----- Available data -----
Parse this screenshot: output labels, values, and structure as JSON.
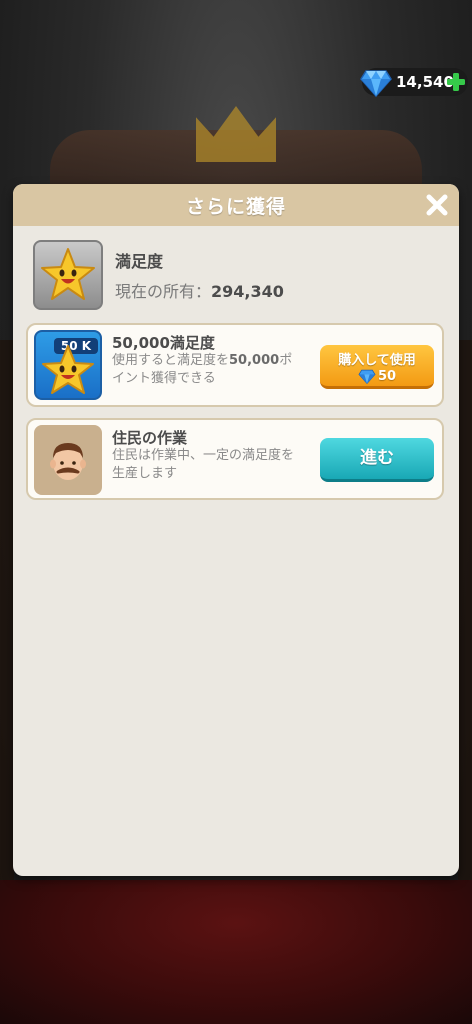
{
  "currency": {
    "icon": "diamond-icon",
    "amount": "14,540",
    "add_icon": "plus-icon"
  },
  "modal": {
    "title": "さらに獲得",
    "close_icon": "close-icon",
    "summary": {
      "icon": "star-face-icon",
      "title": "満足度",
      "owned_label": "現在の所有：",
      "owned_value": "294,340"
    },
    "items": [
      {
        "icon": "star-face-icon",
        "badge": "50 K",
        "title": "50,000満足度",
        "desc_line1_pre": "使用すると満足度を",
        "desc_line1_value": "50,000",
        "desc_line1_post": "ポ",
        "desc_line2": "イント獲得できる",
        "button_label": "購入して使用",
        "button_price": "50",
        "button_price_icon": "diamond-icon"
      },
      {
        "icon": "resident-avatar-icon",
        "title": "住民の作業",
        "desc_line1": "住民は作業中、一定の満足度を",
        "desc_line2": "生産します",
        "button_label": "進む"
      }
    ]
  },
  "colors": {
    "header": "#d9c6a3",
    "panel": "#ebe8e1",
    "buy_button": "#f7ad22",
    "go_button": "#2fc0cb",
    "star": "#f7c72b"
  }
}
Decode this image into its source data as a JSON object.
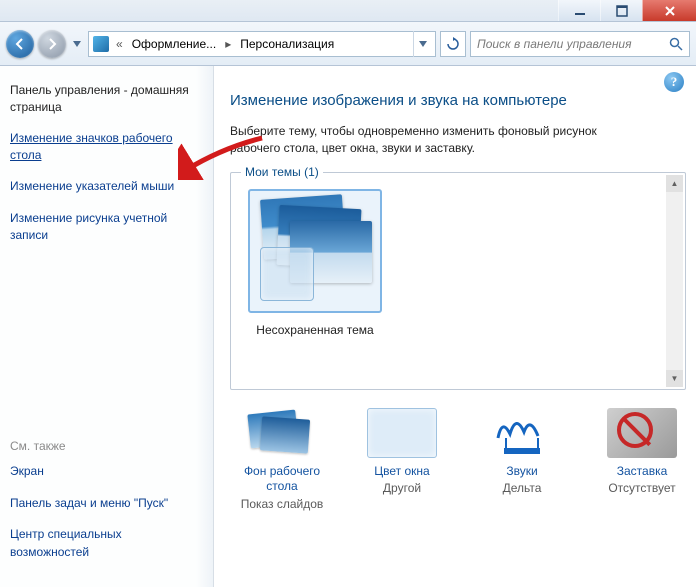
{
  "window": {
    "breadcrumb_prefix": "«",
    "breadcrumb1": "Оформление...",
    "breadcrumb2": "Персонализация",
    "search_placeholder": "Поиск в панели управления"
  },
  "sidebar": {
    "home": "Панель управления - домашняя страница",
    "links": [
      "Изменение значков рабочего стола",
      "Изменение указателей мыши",
      "Изменение рисунка учетной записи"
    ],
    "seealso": "См. также",
    "bottom_links": [
      "Экран",
      "Панель задач и меню \"Пуск\"",
      "Центр специальных возможностей"
    ]
  },
  "content": {
    "heading": "Изменение изображения и звука на компьютере",
    "description": "Выберите тему, чтобы одновременно изменить фоновый рисунок рабочего стола, цвет окна, звуки и заставку.",
    "themes_label": "Мои темы (1)",
    "theme_name": "Несохраненная тема"
  },
  "bottom": {
    "wallpaper": {
      "label": "Фон рабочего стола",
      "sub": "Показ слайдов"
    },
    "color": {
      "label": "Цвет окна",
      "sub": "Другой"
    },
    "sounds": {
      "label": "Звуки",
      "sub": "Дельта"
    },
    "screensaver": {
      "label": "Заставка",
      "sub": "Отсутствует"
    }
  }
}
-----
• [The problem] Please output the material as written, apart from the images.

• [Answer box]
Parse this screenshot: output labels, values, and structure as JSON.
{
  "currency": {
    "icon": "diamond-icon",
    "amount": "14,540",
    "add_icon": "plus-icon"
  },
  "modal": {
    "title": "さらに獲得",
    "close_icon": "close-icon",
    "summary": {
      "icon": "star-face-icon",
      "title": "満足度",
      "owned_label": "現在の所有：",
      "owned_value": "294,340"
    },
    "items": [
      {
        "icon": "star-face-icon",
        "badge": "50 K",
        "title": "50,000満足度",
        "desc_line1_pre": "使用すると満足度を",
        "desc_line1_value": "50,000",
        "desc_line1_post": "ポ",
        "desc_line2": "イント獲得できる",
        "button_label": "購入して使用",
        "button_price": "50",
        "button_price_icon": "diamond-icon"
      },
      {
        "icon": "resident-avatar-icon",
        "title": "住民の作業",
        "desc_line1": "住民は作業中、一定の満足度を",
        "desc_line2": "生産します",
        "button_label": "進む"
      }
    ]
  },
  "colors": {
    "header": "#d9c6a3",
    "panel": "#ebe8e1",
    "buy_button": "#f7ad22",
    "go_button": "#2fc0cb",
    "star": "#f7c72b"
  }
}
Decode this image into its source data as a JSON object.
{
  "window": {
    "breadcrumb_prefix": "«",
    "breadcrumb1": "Оформление...",
    "breadcrumb2": "Персонализация",
    "search_placeholder": "Поиск в панели управления"
  },
  "sidebar": {
    "home": "Панель управления - домашняя страница",
    "links": [
      "Изменение значков рабочего стола",
      "Изменение указателей мыши",
      "Изменение рисунка учетной записи"
    ],
    "seealso": "См. также",
    "bottom_links": [
      "Экран",
      "Панель задач и меню \"Пуск\"",
      "Центр специальных возможностей"
    ]
  },
  "content": {
    "heading": "Изменение изображения и звука на компьютере",
    "description": "Выберите тему, чтобы одновременно изменить фоновый рисунок рабочего стола, цвет окна, звуки и заставку.",
    "themes_label": "Мои темы (1)",
    "theme_name": "Несохраненная тема"
  },
  "bottom": {
    "wallpaper": {
      "label": "Фон рабочего стола",
      "sub": "Показ слайдов"
    },
    "color": {
      "label": "Цвет окна",
      "sub": "Другой"
    },
    "sounds": {
      "label": "Звуки",
      "sub": "Дельта"
    },
    "screensaver": {
      "label": "Заставка",
      "sub": "Отсутствует"
    }
  }
}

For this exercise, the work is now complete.